In perhaps the most tone deaf moment of the entire episode, Luke reads June’s hastily scribbled note from the end of last week’s episode, and “Nothing’s Gonna Hurt You Baby” plays softly in the background, as the camera alternates between Luke’s joyous reaction, and June in her handmaid reds smiling softly in her room.  And while this scene did provide me with my new favorite shoe-gaze song, it felt disingenuous to how unflinching the show has been, how unsentimental.  Because we know.  And yes, Luke doesn’t, but any continuous narrative cannot divorce itself from the history it has laid out, or, equally importantly, from the consumer’s knowledge.  Ending the episode on this tender note – “Yay!  She’s alive!” – ignores or worse, dismisses, the brutality we know June has endured. This may have served as a compelling pilot episode, a jumping off point for us to learn June’s story.  Instead it felt like a betrayal of the implicit compact, to give her word.

My standard for this show is, granted, very high.  Every episode to this point has been basically perfect, so this one broke my heart a little.  There is still time to course correct, and I have high hopes for next week’s episode. Until then, don’t let the bastards grind you down!

By Kelly Mintzer

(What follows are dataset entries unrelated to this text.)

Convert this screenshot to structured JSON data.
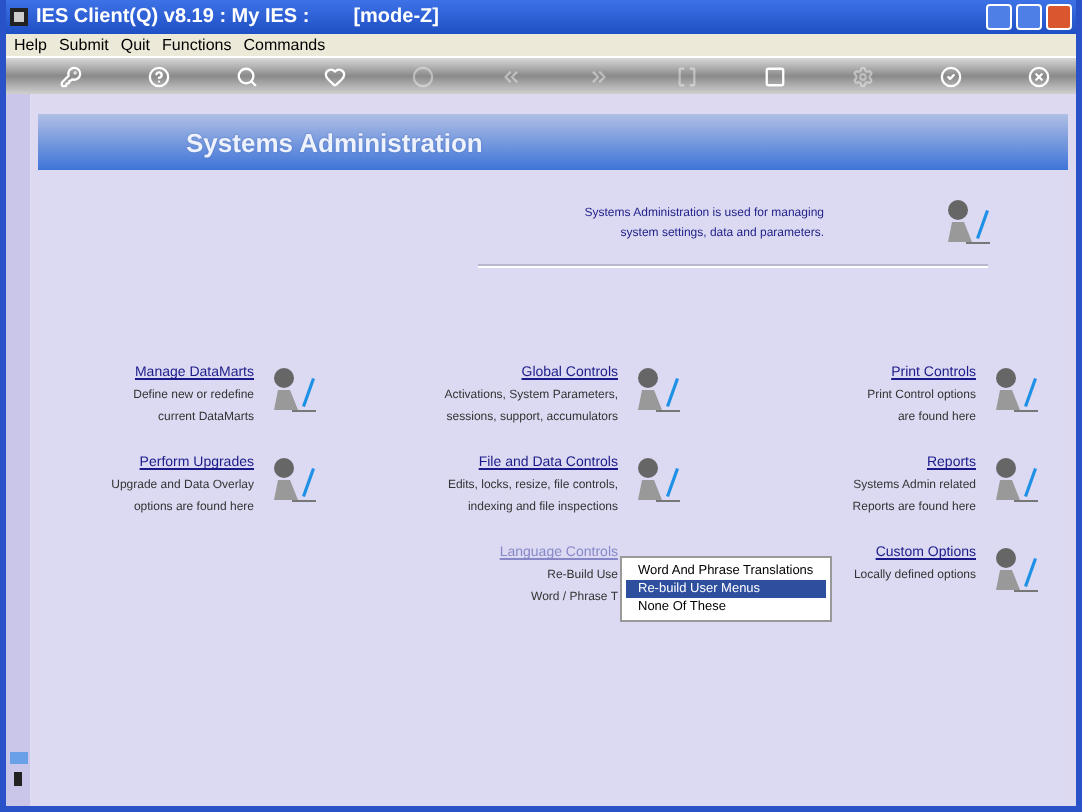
{
  "window": {
    "title": "IES Client(Q) v8.19 : My IES :",
    "mode": "[mode-Z]"
  },
  "menu": [
    "Help",
    "Submit",
    "Quit",
    "Functions",
    "Commands"
  ],
  "toolbar": [
    {
      "kind": "key",
      "disabled": false
    },
    {
      "kind": "help",
      "disabled": false
    },
    {
      "kind": "search",
      "disabled": false
    },
    {
      "kind": "spacer"
    },
    {
      "kind": "heart",
      "disabled": false
    },
    {
      "kind": "circle",
      "disabled": true
    },
    {
      "kind": "back",
      "disabled": true
    },
    {
      "kind": "forward",
      "disabled": true
    },
    {
      "kind": "bracket",
      "disabled": true
    },
    {
      "kind": "page",
      "disabled": false
    },
    {
      "kind": "spacer"
    },
    {
      "kind": "gear",
      "disabled": true
    },
    {
      "kind": "check",
      "disabled": false
    },
    {
      "kind": "close",
      "disabled": false
    }
  ],
  "banner": {
    "title": "Systems Administration"
  },
  "intro": [
    "Systems Administration is used for managing",
    "system settings, data and parameters."
  ],
  "cards": [
    {
      "title": "Manage DataMarts",
      "lines": [
        "Define new or redefine",
        "current DataMarts"
      ],
      "disabled": false
    },
    {
      "title": "Global Controls",
      "lines": [
        "Activations, System Parameters,",
        "sessions, support, accumulators"
      ],
      "disabled": false
    },
    {
      "title": "Print Controls",
      "lines": [
        "Print Control options",
        "are found here"
      ],
      "disabled": false
    },
    {
      "title": "Perform Upgrades",
      "lines": [
        "Upgrade and Data Overlay",
        "options are found here"
      ],
      "disabled": false
    },
    {
      "title": "File and Data Controls",
      "lines": [
        "Edits, locks, resize, file controls,",
        "indexing and file inspections"
      ],
      "disabled": false
    },
    {
      "title": "Reports",
      "lines": [
        "Systems Admin related",
        "Reports are found here"
      ],
      "disabled": false
    },
    {
      "title": "Language Controls",
      "lines": [
        "Re-Build Use",
        "Word / Phrase T"
      ],
      "disabled": true
    },
    {
      "title": "Custom Options",
      "lines": [
        "Locally defined options"
      ],
      "disabled": false
    }
  ],
  "popup": [
    {
      "label": "Word And Phrase Translations",
      "selected": false
    },
    {
      "label": "Re-build User Menus",
      "selected": true
    },
    {
      "label": "None Of These",
      "selected": false
    }
  ]
}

Kelly Mintzer hates dolls but loves movies about evil ventriloquist dummies. She is working her way through the “Sandman” series slowly but surely, and has been compared more than once to that iteration of Death. Holding down South Philly with a creative writing degree and the full series of “Hannibal”, she hasn’t seen her natural hair color in years.